(Dataset rows for apps and sites)
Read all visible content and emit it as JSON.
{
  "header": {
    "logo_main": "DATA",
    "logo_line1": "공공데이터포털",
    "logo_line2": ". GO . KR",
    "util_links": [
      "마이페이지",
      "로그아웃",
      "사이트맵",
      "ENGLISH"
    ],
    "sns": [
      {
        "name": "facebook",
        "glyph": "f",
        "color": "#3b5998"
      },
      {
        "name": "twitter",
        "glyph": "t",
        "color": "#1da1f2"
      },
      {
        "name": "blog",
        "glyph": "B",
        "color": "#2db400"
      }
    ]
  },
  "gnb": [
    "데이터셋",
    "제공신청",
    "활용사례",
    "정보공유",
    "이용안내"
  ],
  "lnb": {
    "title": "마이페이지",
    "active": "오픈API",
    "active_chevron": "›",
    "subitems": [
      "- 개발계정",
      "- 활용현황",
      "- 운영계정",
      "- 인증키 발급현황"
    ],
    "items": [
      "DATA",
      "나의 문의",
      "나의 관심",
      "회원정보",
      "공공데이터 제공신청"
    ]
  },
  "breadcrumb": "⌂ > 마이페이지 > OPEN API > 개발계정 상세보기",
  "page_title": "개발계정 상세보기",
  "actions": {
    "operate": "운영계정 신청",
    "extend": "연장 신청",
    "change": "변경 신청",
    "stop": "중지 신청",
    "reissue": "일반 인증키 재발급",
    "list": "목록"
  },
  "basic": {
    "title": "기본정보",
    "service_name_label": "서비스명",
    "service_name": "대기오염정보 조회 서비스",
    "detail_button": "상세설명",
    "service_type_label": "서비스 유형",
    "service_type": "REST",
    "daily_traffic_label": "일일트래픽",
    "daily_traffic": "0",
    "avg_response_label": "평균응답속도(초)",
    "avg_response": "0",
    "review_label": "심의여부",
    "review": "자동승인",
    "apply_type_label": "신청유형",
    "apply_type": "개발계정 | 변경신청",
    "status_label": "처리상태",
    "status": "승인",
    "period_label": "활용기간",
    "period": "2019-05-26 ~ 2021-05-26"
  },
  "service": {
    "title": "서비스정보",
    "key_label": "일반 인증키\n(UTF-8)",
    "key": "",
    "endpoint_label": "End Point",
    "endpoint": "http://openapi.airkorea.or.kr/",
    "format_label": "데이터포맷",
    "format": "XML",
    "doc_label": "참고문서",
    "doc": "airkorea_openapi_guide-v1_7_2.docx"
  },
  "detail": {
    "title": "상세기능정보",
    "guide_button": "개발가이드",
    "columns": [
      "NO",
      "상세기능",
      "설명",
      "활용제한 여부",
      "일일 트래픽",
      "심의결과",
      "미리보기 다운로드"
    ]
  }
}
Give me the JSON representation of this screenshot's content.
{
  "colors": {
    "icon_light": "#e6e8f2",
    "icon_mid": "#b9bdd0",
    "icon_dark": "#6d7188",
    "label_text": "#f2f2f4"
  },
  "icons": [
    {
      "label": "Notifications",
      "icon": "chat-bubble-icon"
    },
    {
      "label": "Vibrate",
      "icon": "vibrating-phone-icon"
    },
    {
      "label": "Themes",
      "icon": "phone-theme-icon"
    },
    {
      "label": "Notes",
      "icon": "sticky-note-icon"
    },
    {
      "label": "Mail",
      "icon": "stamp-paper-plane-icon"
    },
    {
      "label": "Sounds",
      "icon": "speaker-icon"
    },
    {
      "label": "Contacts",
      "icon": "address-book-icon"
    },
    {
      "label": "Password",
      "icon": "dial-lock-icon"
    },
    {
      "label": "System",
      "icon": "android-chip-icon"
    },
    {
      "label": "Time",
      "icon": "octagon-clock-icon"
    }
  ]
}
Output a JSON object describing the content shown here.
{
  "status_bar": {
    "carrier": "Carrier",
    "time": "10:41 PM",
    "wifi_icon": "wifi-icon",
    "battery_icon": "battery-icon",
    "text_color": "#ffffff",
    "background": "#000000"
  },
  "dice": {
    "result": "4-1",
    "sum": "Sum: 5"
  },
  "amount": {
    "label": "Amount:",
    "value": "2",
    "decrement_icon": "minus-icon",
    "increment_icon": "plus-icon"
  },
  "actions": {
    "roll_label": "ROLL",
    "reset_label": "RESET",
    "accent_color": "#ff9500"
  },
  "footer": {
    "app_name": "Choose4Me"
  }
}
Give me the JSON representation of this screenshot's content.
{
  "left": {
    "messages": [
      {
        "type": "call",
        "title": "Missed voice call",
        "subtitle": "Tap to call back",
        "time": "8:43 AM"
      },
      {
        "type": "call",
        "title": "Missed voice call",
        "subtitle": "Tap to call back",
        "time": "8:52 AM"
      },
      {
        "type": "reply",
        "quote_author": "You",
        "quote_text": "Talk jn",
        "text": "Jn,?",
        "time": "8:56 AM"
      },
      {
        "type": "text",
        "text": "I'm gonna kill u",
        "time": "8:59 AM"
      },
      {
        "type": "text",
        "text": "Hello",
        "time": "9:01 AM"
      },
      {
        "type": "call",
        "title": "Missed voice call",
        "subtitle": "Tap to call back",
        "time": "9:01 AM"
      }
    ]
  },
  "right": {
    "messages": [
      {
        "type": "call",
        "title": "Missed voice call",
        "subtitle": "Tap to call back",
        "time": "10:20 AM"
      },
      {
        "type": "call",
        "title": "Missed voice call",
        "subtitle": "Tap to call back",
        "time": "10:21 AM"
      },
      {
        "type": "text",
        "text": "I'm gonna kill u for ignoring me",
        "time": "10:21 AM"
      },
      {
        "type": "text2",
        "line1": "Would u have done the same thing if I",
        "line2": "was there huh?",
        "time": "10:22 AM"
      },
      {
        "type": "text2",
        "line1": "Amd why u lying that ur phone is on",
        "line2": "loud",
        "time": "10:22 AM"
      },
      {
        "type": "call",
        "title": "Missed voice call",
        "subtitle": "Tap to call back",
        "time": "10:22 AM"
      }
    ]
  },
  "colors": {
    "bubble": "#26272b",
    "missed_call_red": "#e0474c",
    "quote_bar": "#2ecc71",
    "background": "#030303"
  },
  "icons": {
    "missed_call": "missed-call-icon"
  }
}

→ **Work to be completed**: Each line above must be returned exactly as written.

→ **Response to this exercise**:
Read all visible content and emit it as JSON.
{
  "header": {
    "logo_main": "DATA",
    "logo_line1": "공공데이터포털",
    "logo_line2": ". GO . KR",
    "util_links": [
      "마이페이지",
      "로그아웃",
      "사이트맵",
      "ENGLISH"
    ],
    "sns": [
      {
        "name": "facebook",
        "glyph": "f",
        "color": "#3b5998"
      },
      {
        "name": "twitter",
        "glyph": "t",
        "color": "#1da1f2"
      },
      {
        "name": "blog",
        "glyph": "B",
        "color": "#2db400"
      }
    ]
  },
  "gnb": [
    "데이터셋",
    "제공신청",
    "활용사례",
    "정보공유",
    "이용안내"
  ],
  "lnb": {
    "title": "마이페이지",
    "active": "오픈API",
    "active_chevron": "›",
    "subitems": [
      "- 개발계정",
      "- 활용현황",
      "- 운영계정",
      "- 인증키 발급현황"
    ],
    "items": [
      "DATA",
      "나의 문의",
      "나의 관심",
      "회원정보",
      "공공데이터 제공신청"
    ]
  },
  "breadcrumb": "⌂ > 마이페이지 > OPEN API > 개발계정 상세보기",
  "page_title": "개발계정 상세보기",
  "actions": {
    "operate": "운영계정 신청",
    "extend": "연장 신청",
    "change": "변경 신청",
    "stop": "중지 신청",
    "reissue": "일반 인증키 재발급",
    "list": "목록"
  },
  "basic": {
    "title": "기본정보",
    "service_name_label": "서비스명",
    "service_name": "대기오염정보 조회 서비스",
    "detail_button": "상세설명",
    "service_type_label": "서비스 유형",
    "service_type": "REST",
    "daily_traffic_label": "일일트래픽",
    "daily_traffic": "0",
    "avg_response_label": "평균응답속도(초)",
    "avg_response": "0",
    "review_label": "심의여부",
    "review": "자동승인",
    "apply_type_label": "신청유형",
    "apply_type": "개발계정 | 변경신청",
    "status_label": "처리상태",
    "status": "승인",
    "period_label": "활용기간",
    "period": "2019-05-26 ~ 2021-05-26"
  },
  "service": {
    "title": "서비스정보",
    "key_label": "일반 인증키\n(UTF-8)",
    "key": "",
    "endpoint_label": "End Point",
    "endpoint": "http://openapi.airkorea.or.kr/",
    "format_label": "데이터포맷",
    "format": "XML",
    "doc_label": "참고문서",
    "doc": "airkorea_openapi_guide-v1_7_2.docx"
  },
  "detail": {
    "title": "상세기능정보",
    "guide_button": "개발가이드",
    "columns": [
      "NO",
      "상세기능",
      "설명",
      "활용제한 여부",
      "일일 트래픽",
      "심의결과",
      "미리보기 다운로드"
    ]
  }
}
Give me the JSON representation of this screenshot's content.
{
  "colors": {
    "icon_light": "#e6e8f2",
    "icon_mid": "#b9bdd0",
    "icon_dark": "#6d7188",
    "label_text": "#f2f2f4"
  },
  "icons": [
    {
      "label": "Notifications",
      "icon": "chat-bubble-icon"
    },
    {
      "label": "Vibrate",
      "icon": "vibrating-phone-icon"
    },
    {
      "label": "Themes",
      "icon": "phone-theme-icon"
    },
    {
      "label": "Notes",
      "icon": "sticky-note-icon"
    },
    {
      "label": "Mail",
      "icon": "stamp-paper-plane-icon"
    },
    {
      "label": "Sounds",
      "icon": "speaker-icon"
    },
    {
      "label": "Contacts",
      "icon": "address-book-icon"
    },
    {
      "label": "Password",
      "icon": "dial-lock-icon"
    },
    {
      "label": "System",
      "icon": "android-chip-icon"
    },
    {
      "label": "Time",
      "icon": "octagon-clock-icon"
    }
  ]
}
Output a JSON object describing the content shown here.
{
  "status_bar": {
    "carrier": "Carrier",
    "time": "10:41 PM",
    "wifi_icon": "wifi-icon",
    "battery_icon": "battery-icon",
    "text_color": "#ffffff",
    "background": "#000000"
  },
  "dice": {
    "result": "4-1",
    "sum": "Sum: 5"
  },
  "amount": {
    "label": "Amount:",
    "value": "2",
    "decrement_icon": "minus-icon",
    "increment_icon": "plus-icon"
  },
  "actions": {
    "roll_label": "ROLL",
    "reset_label": "RESET",
    "accent_color": "#ff9500"
  },
  "footer": {
    "app_name": "Choose4Me"
  }
}
Give me the JSON representation of this screenshot's content.
{
  "left": {
    "messages": [
      {
        "type": "call",
        "title": "Missed voice call",
        "subtitle": "Tap to call back",
        "time": "8:43 AM"
      },
      {
        "type": "call",
        "title": "Missed voice call",
        "subtitle": "Tap to call back",
        "time": "8:52 AM"
      },
      {
        "type": "reply",
        "quote_author": "You",
        "quote_text": "Talk jn",
        "text": "Jn,?",
        "time": "8:56 AM"
      },
      {
        "type": "text",
        "text": "I'm gonna kill u",
        "time": "8:59 AM"
      },
      {
        "type": "text",
        "text": "Hello",
        "time": "9:01 AM"
      },
      {
        "type": "call",
        "title": "Missed voice call",
        "subtitle": "Tap to call back",
        "time": "9:01 AM"
      }
    ]
  },
  "right": {
    "messages": [
      {
        "type": "call",
        "title": "Missed voice call",
        "subtitle": "Tap to call back",
        "time": "10:20 AM"
      },
      {
        "type": "call",
        "title": "Missed voice call",
        "subtitle": "Tap to call back",
        "time": "10:21 AM"
      },
      {
        "type": "text",
        "text": "I'm gonna kill u for ignoring me",
        "time": "10:21 AM"
      },
      {
        "type": "text2",
        "line1": "Would u have done the same thing if I",
        "line2": "was there huh?",
        "time": "10:22 AM"
      },
      {
        "type": "text2",
        "line1": "Amd why u lying that ur phone is on",
        "line2": "loud",
        "time": "10:22 AM"
      },
      {
        "type": "call",
        "title": "Missed voice call",
        "subtitle": "Tap to call back",
        "time": "10:22 AM"
      }
    ]
  },
  "colors": {
    "bubble": "#26272b",
    "missed_call_red": "#e0474c",
    "quote_bar": "#2ecc71",
    "background": "#030303"
  },
  "icons": {
    "missed_call": "missed-call-icon"
  }
}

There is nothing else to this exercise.